YOUR OBJECTIVE:
Leaving the pictures aside, repeat every line below exactly.

MATERIAL PROVIDED:
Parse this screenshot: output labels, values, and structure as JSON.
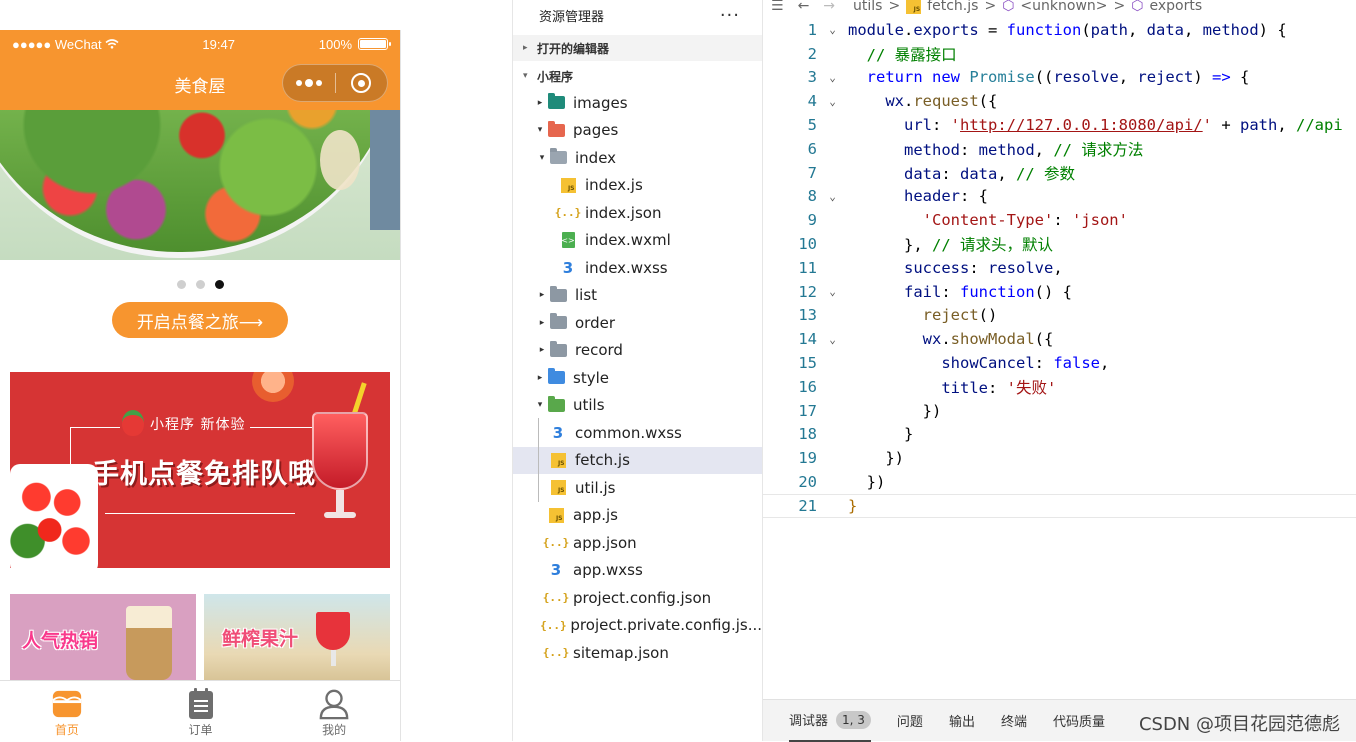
{
  "phone": {
    "status": {
      "carrier": "●●●●● WeChat",
      "time": "19:47",
      "battery": "100%",
      "battery_level": 1.0
    },
    "nav_title": "美食屋",
    "carousel": {
      "dot_count": 3,
      "active_dot": 2
    },
    "start_button": "开启点餐之旅⟶",
    "promo": {
      "sub": "小程序   新体验",
      "main": "手机点餐免排队哦"
    },
    "tiles": [
      {
        "label": "人气热销"
      },
      {
        "label": "鲜榨果汁"
      }
    ],
    "tabs": [
      {
        "label": "首页",
        "icon": "home-icon",
        "active": true
      },
      {
        "label": "订单",
        "icon": "order-icon",
        "active": false
      },
      {
        "label": "我的",
        "icon": "user-icon",
        "active": false
      }
    ]
  },
  "explorer": {
    "title": "资源管理器",
    "more": "···",
    "section_open_editors": "打开的编辑器",
    "section_project": "小程序",
    "tree": [
      {
        "label": "images",
        "icon": "folder-images-icon",
        "level": 1,
        "arrow": "▸"
      },
      {
        "label": "pages",
        "icon": "folder-pages-icon",
        "level": 1,
        "arrow": "▾"
      },
      {
        "label": "index",
        "icon": "folder-open-icon",
        "level": 2,
        "arrow": "▾"
      },
      {
        "label": "index.js",
        "icon": "js-file-icon",
        "level": 3,
        "arrow": ""
      },
      {
        "label": "index.json",
        "icon": "json-file-icon",
        "level": 3,
        "arrow": ""
      },
      {
        "label": "index.wxml",
        "icon": "wxml-file-icon",
        "level": 3,
        "arrow": ""
      },
      {
        "label": "index.wxss",
        "icon": "wxss-file-icon",
        "level": 3,
        "arrow": ""
      },
      {
        "label": "list",
        "icon": "folder-icon",
        "level": 2,
        "arrow": "▸"
      },
      {
        "label": "order",
        "icon": "folder-icon",
        "level": 2,
        "arrow": "▸"
      },
      {
        "label": "record",
        "icon": "folder-icon",
        "level": 2,
        "arrow": "▸"
      },
      {
        "label": "style",
        "icon": "folder-style-icon",
        "level": 1,
        "arrow": "▸"
      },
      {
        "label": "utils",
        "icon": "folder-utils-icon",
        "level": 1,
        "arrow": "▾"
      },
      {
        "label": "common.wxss",
        "icon": "wxss-file-icon",
        "level": 2,
        "arrow": ""
      },
      {
        "label": "fetch.js",
        "icon": "js-file-icon",
        "level": 2,
        "arrow": "",
        "selected": true
      },
      {
        "label": "util.js",
        "icon": "js-file-icon",
        "level": 2,
        "arrow": ""
      },
      {
        "label": "app.js",
        "icon": "js-file-icon",
        "level": 1,
        "arrow": ""
      },
      {
        "label": "app.json",
        "icon": "json-file-icon",
        "level": 1,
        "arrow": ""
      },
      {
        "label": "app.wxss",
        "icon": "wxss-file-icon",
        "level": 1,
        "arrow": ""
      },
      {
        "label": "project.config.json",
        "icon": "json-file-icon",
        "level": 1,
        "arrow": ""
      },
      {
        "label": "project.private.config.js...",
        "icon": "json-file-icon",
        "level": 1,
        "arrow": ""
      },
      {
        "label": "sitemap.json",
        "icon": "json-file-icon",
        "level": 1,
        "arrow": ""
      }
    ]
  },
  "editor": {
    "breadcrumbs": [
      "utils",
      ">",
      "fetch.js",
      ">",
      "<unknown>",
      ">",
      "exports"
    ],
    "lines": [
      {
        "n": "1",
        "fold": "⌄",
        "html": "<span class='v'>module</span>.<span class='v'>exports</span> = <span class='k'>function</span>(<span class='v'>path</span>, <span class='v'>data</span>, <span class='v'>method</span>) {"
      },
      {
        "n": "2",
        "fold": "",
        "html": "  <span class='c'>// 暴露接口</span>"
      },
      {
        "n": "3",
        "fold": "⌄",
        "html": "  <span class='k'>return</span> <span class='k'>new</span> <span class='t'>Promise</span>((<span class='v'>resolve</span>, <span class='v'>reject</span>) <span class='k'>=&gt;</span> {"
      },
      {
        "n": "4",
        "fold": "⌄",
        "html": "    <span class='v'>wx</span>.<span class='f'>request</span>({"
      },
      {
        "n": "5",
        "fold": "",
        "html": "      <span class='v'>url</span>: <span class='s'>'</span><span class='u'>http://127.0.0.1:8080/api/</span><span class='s'>'</span> + <span class='v'>path</span>, <span class='c'>//api</span>"
      },
      {
        "n": "6",
        "fold": "",
        "html": "      <span class='v'>method</span>: <span class='v'>method</span>, <span class='c'>// 请求方法</span>"
      },
      {
        "n": "7",
        "fold": "",
        "html": "      <span class='v'>data</span>: <span class='v'>data</span>, <span class='c'>// 参数</span>"
      },
      {
        "n": "8",
        "fold": "⌄",
        "html": "      <span class='v'>header</span>: {"
      },
      {
        "n": "9",
        "fold": "",
        "html": "        <span class='s'>'Content-Type'</span>: <span class='s'>'json'</span>"
      },
      {
        "n": "10",
        "fold": "",
        "html": "      }, <span class='c'>// 请求头，默认</span>"
      },
      {
        "n": "11",
        "fold": "",
        "html": "      <span class='v'>success</span>: <span class='v'>resolve</span>,"
      },
      {
        "n": "12",
        "fold": "⌄",
        "html": "      <span class='v'>fail</span>: <span class='k'>function</span>() {"
      },
      {
        "n": "13",
        "fold": "",
        "html": "        <span class='f'>reject</span>()"
      },
      {
        "n": "14",
        "fold": "⌄",
        "html": "        <span class='v'>wx</span>.<span class='f'>showModal</span>({"
      },
      {
        "n": "15",
        "fold": "",
        "html": "          <span class='v'>showCancel</span>: <span class='k'>false</span>,"
      },
      {
        "n": "16",
        "fold": "",
        "html": "          <span class='v'>title</span>: <span class='s'>'失败'</span>"
      },
      {
        "n": "17",
        "fold": "",
        "html": "        })"
      },
      {
        "n": "18",
        "fold": "",
        "html": "      }"
      },
      {
        "n": "19",
        "fold": "",
        "html": "    })"
      },
      {
        "n": "20",
        "fold": "",
        "html": "  })"
      },
      {
        "n": "21",
        "fold": "",
        "html": "<span class='p'>}</span>",
        "current": true
      }
    ]
  },
  "bottom_panel": {
    "tabs": [
      {
        "label": "调试器",
        "badge": "1, 3",
        "active": true
      },
      {
        "label": "问题",
        "badge": ""
      },
      {
        "label": "输出",
        "badge": ""
      },
      {
        "label": "终端",
        "badge": ""
      },
      {
        "label": "代码质量",
        "badge": ""
      }
    ],
    "watermark": "CSDN @项目花园范德彪"
  },
  "colors": {
    "accent": "#f7952f",
    "promo_red": "#d63434",
    "selection": "#e4e6f1"
  }
}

EXERCISE RESPONSE:
Parse this screenshot: output labels, values, and structure as JSON.
{
  "phone": {
    "status": {
      "carrier": "●●●●● WeChat",
      "time": "19:47",
      "battery": "100%",
      "battery_level": 1.0
    },
    "nav_title": "美食屋",
    "carousel": {
      "dot_count": 3,
      "active_dot": 2
    },
    "start_button": "开启点餐之旅⟶",
    "promo": {
      "sub": "小程序   新体验",
      "main": "手机点餐免排队哦"
    },
    "tiles": [
      {
        "label": "人气热销"
      },
      {
        "label": "鲜榨果汁"
      }
    ],
    "tabs": [
      {
        "label": "首页",
        "icon": "home-icon",
        "active": true
      },
      {
        "label": "订单",
        "icon": "order-icon",
        "active": false
      },
      {
        "label": "我的",
        "icon": "user-icon",
        "active": false
      }
    ]
  },
  "explorer": {
    "title": "资源管理器",
    "more": "···",
    "section_open_editors": "打开的编辑器",
    "section_project": "小程序",
    "tree": [
      {
        "label": "images",
        "icon": "folder-images-icon",
        "level": 1,
        "arrow": "▸"
      },
      {
        "label": "pages",
        "icon": "folder-pages-icon",
        "level": 1,
        "arrow": "▾"
      },
      {
        "label": "index",
        "icon": "folder-open-icon",
        "level": 2,
        "arrow": "▾"
      },
      {
        "label": "index.js",
        "icon": "js-file-icon",
        "level": 3,
        "arrow": ""
      },
      {
        "label": "index.json",
        "icon": "json-file-icon",
        "level": 3,
        "arrow": ""
      },
      {
        "label": "index.wxml",
        "icon": "wxml-file-icon",
        "level": 3,
        "arrow": ""
      },
      {
        "label": "index.wxss",
        "icon": "wxss-file-icon",
        "level": 3,
        "arrow": ""
      },
      {
        "label": "list",
        "icon": "folder-icon",
        "level": 2,
        "arrow": "▸"
      },
      {
        "label": "order",
        "icon": "folder-icon",
        "level": 2,
        "arrow": "▸"
      },
      {
        "label": "record",
        "icon": "folder-icon",
        "level": 2,
        "arrow": "▸"
      },
      {
        "label": "style",
        "icon": "folder-style-icon",
        "level": 1,
        "arrow": "▸"
      },
      {
        "label": "utils",
        "icon": "folder-utils-icon",
        "level": 1,
        "arrow": "▾"
      },
      {
        "label": "common.wxss",
        "icon": "wxss-file-icon",
        "level": 2,
        "arrow": ""
      },
      {
        "label": "fetch.js",
        "icon": "js-file-icon",
        "level": 2,
        "arrow": "",
        "selected": true
      },
      {
        "label": "util.js",
        "icon": "js-file-icon",
        "level": 2,
        "arrow": ""
      },
      {
        "label": "app.js",
        "icon": "js-file-icon",
        "level": 1,
        "arrow": ""
      },
      {
        "label": "app.json",
        "icon": "json-file-icon",
        "level": 1,
        "arrow": ""
      },
      {
        "label": "app.wxss",
        "icon": "wxss-file-icon",
        "level": 1,
        "arrow": ""
      },
      {
        "label": "project.config.json",
        "icon": "json-file-icon",
        "level": 1,
        "arrow": ""
      },
      {
        "label": "project.private.config.js...",
        "icon": "json-file-icon",
        "level": 1,
        "arrow": ""
      },
      {
        "label": "sitemap.json",
        "icon": "json-file-icon",
        "level": 1,
        "arrow": ""
      }
    ]
  },
  "editor": {
    "breadcrumbs": [
      "utils",
      ">",
      "fetch.js",
      ">",
      "<unknown>",
      ">",
      "exports"
    ],
    "lines": [
      {
        "n": "1",
        "fold": "⌄",
        "html": "<span class='v'>module</span>.<span class='v'>exports</span> = <span class='k'>function</span>(<span class='v'>path</span>, <span class='v'>data</span>, <span class='v'>method</span>) {"
      },
      {
        "n": "2",
        "fold": "",
        "html": "  <span class='c'>// 暴露接口</span>"
      },
      {
        "n": "3",
        "fold": "⌄",
        "html": "  <span class='k'>return</span> <span class='k'>new</span> <span class='t'>Promise</span>((<span class='v'>resolve</span>, <span class='v'>reject</span>) <span class='k'>=&gt;</span> {"
      },
      {
        "n": "4",
        "fold": "⌄",
        "html": "    <span class='v'>wx</span>.<span class='f'>request</span>({"
      },
      {
        "n": "5",
        "fold": "",
        "html": "      <span class='v'>url</span>: <span class='s'>'</span><span class='u'>http://127.0.0.1:8080/api/</span><span class='s'>'</span> + <span class='v'>path</span>, <span class='c'>//api</span>"
      },
      {
        "n": "6",
        "fold": "",
        "html": "      <span class='v'>method</span>: <span class='v'>method</span>, <span class='c'>// 请求方法</span>"
      },
      {
        "n": "7",
        "fold": "",
        "html": "      <span class='v'>data</span>: <span class='v'>data</span>, <span class='c'>// 参数</span>"
      },
      {
        "n": "8",
        "fold": "⌄",
        "html": "      <span class='v'>header</span>: {"
      },
      {
        "n": "9",
        "fold": "",
        "html": "        <span class='s'>'Content-Type'</span>: <span class='s'>'json'</span>"
      },
      {
        "n": "10",
        "fold": "",
        "html": "      }, <span class='c'>// 请求头，默认</span>"
      },
      {
        "n": "11",
        "fold": "",
        "html": "      <span class='v'>success</span>: <span class='v'>resolve</span>,"
      },
      {
        "n": "12",
        "fold": "⌄",
        "html": "      <span class='v'>fail</span>: <span class='k'>function</span>() {"
      },
      {
        "n": "13",
        "fold": "",
        "html": "        <span class='f'>reject</span>()"
      },
      {
        "n": "14",
        "fold": "⌄",
        "html": "        <span class='v'>wx</span>.<span class='f'>showModal</span>({"
      },
      {
        "n": "15",
        "fold": "",
        "html": "          <span class='v'>showCancel</span>: <span class='k'>false</span>,"
      },
      {
        "n": "16",
        "fold": "",
        "html": "          <span class='v'>title</span>: <span class='s'>'失败'</span>"
      },
      {
        "n": "17",
        "fold": "",
        "html": "        })"
      },
      {
        "n": "18",
        "fold": "",
        "html": "      }"
      },
      {
        "n": "19",
        "fold": "",
        "html": "    })"
      },
      {
        "n": "20",
        "fold": "",
        "html": "  })"
      },
      {
        "n": "21",
        "fold": "",
        "html": "<span class='p'>}</span>",
        "current": true
      }
    ]
  },
  "bottom_panel": {
    "tabs": [
      {
        "label": "调试器",
        "badge": "1, 3",
        "active": true
      },
      {
        "label": "问题",
        "badge": ""
      },
      {
        "label": "输出",
        "badge": ""
      },
      {
        "label": "终端",
        "badge": ""
      },
      {
        "label": "代码质量",
        "badge": ""
      }
    ],
    "watermark": "CSDN @项目花园范德彪"
  },
  "colors": {
    "accent": "#f7952f",
    "promo_red": "#d63434",
    "selection": "#e4e6f1"
  }
}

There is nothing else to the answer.